Related Articles

  • Settlement sends signal on violence by border patrol. Davidson, Miriam // Christian Science Monitor;6/6/95, Vol. 87 Issue 133, p3 

    Reports on the settlement reached between Mexican Dario Miranda's family and the Border Patrol Agent Michael Elmer and the US government.

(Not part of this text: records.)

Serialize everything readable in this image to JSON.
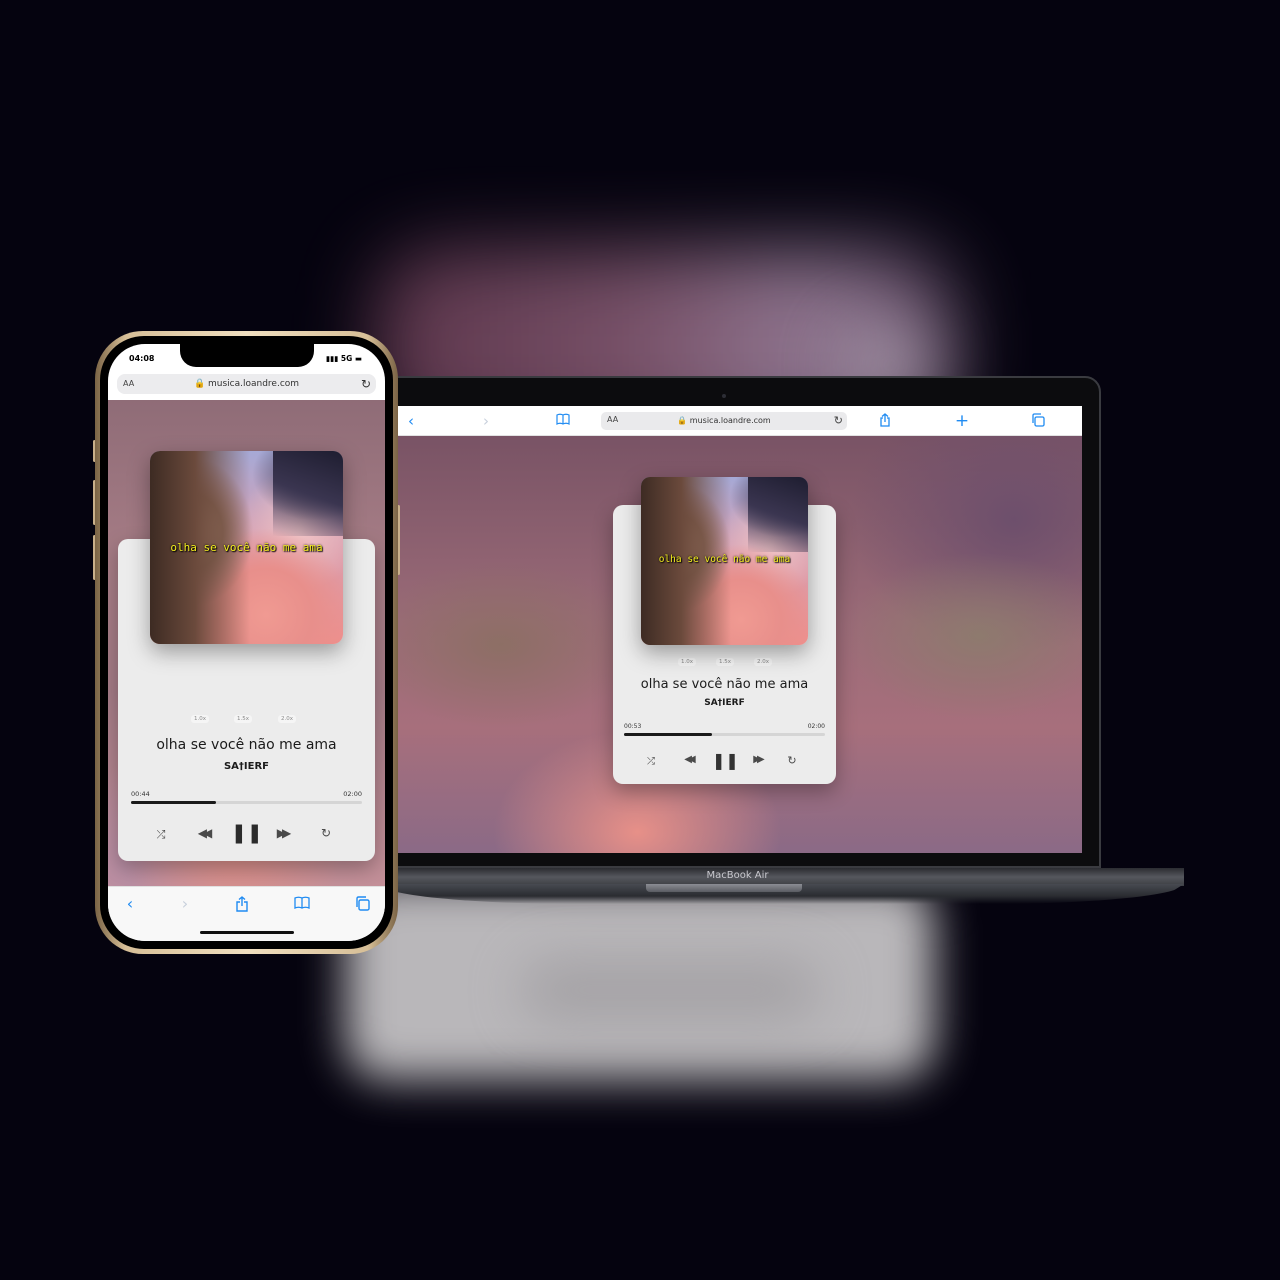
{
  "mac": {
    "label": "MacBook Air",
    "toolbar": {
      "back_icon": "‹",
      "forward_icon": "›",
      "bookmarks_icon": "📖",
      "text_size": "AA",
      "url": "🔒 musica.loandre.com",
      "reload_icon": "↻",
      "share_icon": "⇪",
      "new_tab_icon": "+",
      "tabs_icon": "⧉"
    },
    "player": {
      "lyric_overlay": "olha se você não me ama",
      "speeds": [
        "1.0x",
        "1.5x",
        "2.0x"
      ],
      "title": "olha se você não me ama",
      "artist": "SA†IERF",
      "elapsed": "00:53",
      "duration": "02:00",
      "progress": 0.44,
      "controls": {
        "shuffle": "⤮",
        "rewind": "◀◀",
        "pause": "❚❚",
        "forward": "▶▶",
        "repeat": "↻"
      }
    }
  },
  "phone": {
    "status_time": "04:08",
    "status_right": "▮▮▮ 5G ▬",
    "url_bar": {
      "text_size": "AA",
      "url": "🔒 musica.loandre.com",
      "reload_icon": "↻"
    },
    "player": {
      "lyric_overlay": "olha se você não me ama",
      "speeds": [
        "1.0x",
        "1.5x",
        "2.0x"
      ],
      "title": "olha se você não me ama",
      "artist": "SA†IERF",
      "elapsed": "00:44",
      "duration": "02:00",
      "progress": 0.37,
      "controls": {
        "shuffle": "⤮",
        "rewind": "◀◀",
        "pause": "❚❚",
        "forward": "▶▶",
        "repeat": "↻"
      }
    },
    "bottom_bar": {
      "back_icon": "‹",
      "forward_icon": "›",
      "share_icon": "⇪",
      "bookmarks_icon": "📖",
      "tabs_icon": "⧉"
    }
  },
  "colors": {
    "accent": "#1f8bf2",
    "lyric": "#f2ec1e",
    "card": "#ececec",
    "background": "#05030f"
  }
}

Incident of Miranda being killed at the border.

  • President Clinton asked Congress. MacLachlan, Suzanne; Mutch, David // Christian Science Monitor;5/5/95, Vol. 87 Issue 112, p2 

    Reports the request made by President Bill Clinton to the Congress to hire more Border Patrol agents and speed up the deportation of illegal aliens.

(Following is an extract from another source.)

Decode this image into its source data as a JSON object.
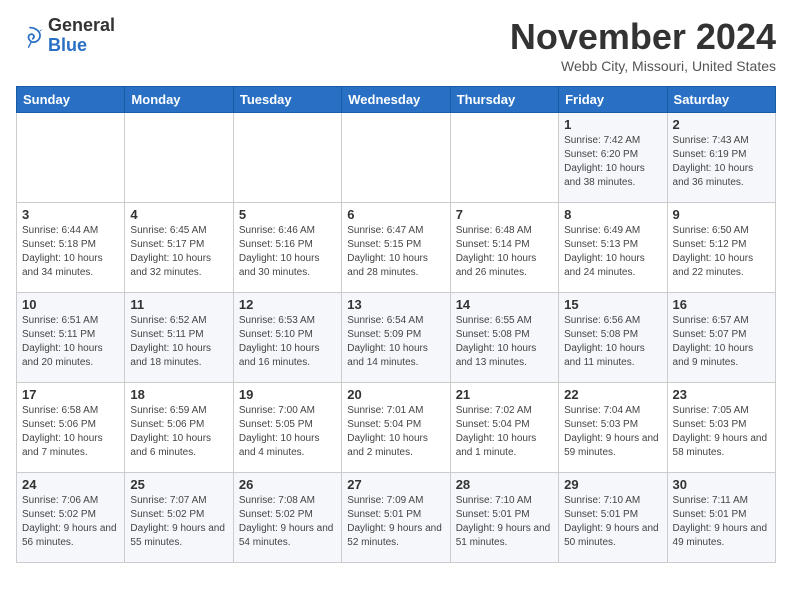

  • La Migra Goes North.  // Progressive;Feb2003, Vol. 67 Issue 2, p21 

    Presents a photograph of the rotating and unannounced checkpoint set up by the U.S. Border Patrol in Michigan to search for undocumented immigrants.

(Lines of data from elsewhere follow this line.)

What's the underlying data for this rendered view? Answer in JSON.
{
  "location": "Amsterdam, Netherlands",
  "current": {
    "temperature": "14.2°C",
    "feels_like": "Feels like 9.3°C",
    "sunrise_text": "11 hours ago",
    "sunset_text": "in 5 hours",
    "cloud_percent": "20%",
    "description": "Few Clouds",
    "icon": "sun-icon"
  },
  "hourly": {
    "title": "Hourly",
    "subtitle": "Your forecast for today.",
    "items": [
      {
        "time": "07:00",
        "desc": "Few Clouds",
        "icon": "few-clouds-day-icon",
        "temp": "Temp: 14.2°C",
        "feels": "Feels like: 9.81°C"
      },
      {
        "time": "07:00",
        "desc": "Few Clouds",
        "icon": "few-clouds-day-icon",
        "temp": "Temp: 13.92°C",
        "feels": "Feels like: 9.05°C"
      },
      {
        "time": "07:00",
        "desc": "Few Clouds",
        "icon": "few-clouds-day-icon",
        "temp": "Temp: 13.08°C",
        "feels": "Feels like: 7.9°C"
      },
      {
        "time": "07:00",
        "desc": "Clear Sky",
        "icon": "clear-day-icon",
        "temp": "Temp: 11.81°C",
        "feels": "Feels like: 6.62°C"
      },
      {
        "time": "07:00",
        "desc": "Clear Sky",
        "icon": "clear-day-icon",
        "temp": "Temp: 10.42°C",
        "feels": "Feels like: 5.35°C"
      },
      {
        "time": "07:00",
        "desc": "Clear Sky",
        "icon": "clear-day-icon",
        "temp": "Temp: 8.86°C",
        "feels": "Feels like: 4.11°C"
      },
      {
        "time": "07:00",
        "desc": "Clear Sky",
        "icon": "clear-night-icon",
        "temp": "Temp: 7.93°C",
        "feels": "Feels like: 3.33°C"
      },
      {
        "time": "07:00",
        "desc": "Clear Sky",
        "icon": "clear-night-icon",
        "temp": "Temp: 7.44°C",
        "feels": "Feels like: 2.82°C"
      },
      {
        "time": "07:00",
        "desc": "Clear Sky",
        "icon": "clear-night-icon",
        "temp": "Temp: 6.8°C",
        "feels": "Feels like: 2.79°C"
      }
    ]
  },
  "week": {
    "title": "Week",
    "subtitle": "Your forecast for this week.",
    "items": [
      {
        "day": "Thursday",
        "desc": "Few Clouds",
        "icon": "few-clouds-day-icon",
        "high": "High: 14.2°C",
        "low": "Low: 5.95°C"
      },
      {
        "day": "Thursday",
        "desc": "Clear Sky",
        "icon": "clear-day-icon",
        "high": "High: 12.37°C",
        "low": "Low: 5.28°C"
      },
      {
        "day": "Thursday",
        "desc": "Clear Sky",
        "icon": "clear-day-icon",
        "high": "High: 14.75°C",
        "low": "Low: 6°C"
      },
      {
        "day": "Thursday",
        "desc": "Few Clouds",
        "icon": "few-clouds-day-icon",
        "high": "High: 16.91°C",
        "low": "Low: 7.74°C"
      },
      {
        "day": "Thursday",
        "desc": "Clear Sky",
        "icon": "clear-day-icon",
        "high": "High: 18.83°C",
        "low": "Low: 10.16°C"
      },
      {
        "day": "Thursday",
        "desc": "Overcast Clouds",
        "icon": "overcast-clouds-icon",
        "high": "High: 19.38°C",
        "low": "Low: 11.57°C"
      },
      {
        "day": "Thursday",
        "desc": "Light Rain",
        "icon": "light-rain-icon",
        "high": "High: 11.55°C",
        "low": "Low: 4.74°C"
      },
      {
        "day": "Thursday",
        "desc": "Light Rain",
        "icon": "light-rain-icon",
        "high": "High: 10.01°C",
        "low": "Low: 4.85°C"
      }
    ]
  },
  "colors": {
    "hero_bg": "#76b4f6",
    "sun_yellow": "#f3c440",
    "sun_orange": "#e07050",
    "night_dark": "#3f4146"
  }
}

  • Phoenix School Officials Charge U.S. Border Agents Harass Students.  // Education Week;5/6/1992, Vol. 11 Issue 33, p2 

    The article reports the accusation by officials of the Phoenix Union High School District in Phoenix, Arizona that locally based Border Patrol agents have harassed students in an effort to search for illegal aliens.

  • Border Patrol loves biometrics.  // Automatic I.D. News;Nov95, Vol. 11 Issue 12, p24 

    Reports on the United States Border Patrol's use of fingerprint identification equipment to process illegal aliens apprehended trying to cross the border into the country. Equipment features; System implementation.

  • Sending the Bad Guys Back Home. Schwartz, Emma // U.S. News & World Report;10/1/2007, Vol. 143 Issue 11, p32 

    The article discusses the infrequency with which foreign nationals in U.S. prisons are deported. Fewer than 13% were deported in 2006. Authorities claim insufficient resources prevent them from keeping track of imprisoned illegals. Several measures in the U.S. House and Senate would make more...

  • Good neighbors. Nicley, Michael C. // FBI Law Enforcement Bulletin;Sep95, Vol. 64 Issue 9, p8 

    Features the US Border Patrol's Community Resource Development Program. Background on the Border Patrol's mandate; Features of the program; Participants' roles in the program.

  • Border Patrol to double agents.  // Wenatchee Business Journal;May97, Vol. 11 Issue 5, p9 

    Focuses on the plans of the US Border Patrol to double the number of its field agents in Wenatchee, Washington.

  • Violence up as border bristles with guns. Baldauf, Scott // Christian Science Monitor;6/19/2000, Vol. 92 Issue 145, p3 

    Reports on the increased efforts of the United State Border Patrol to apprehend individuals attempting to cross the border from Mexico to the US.


Read the Article

Other Topics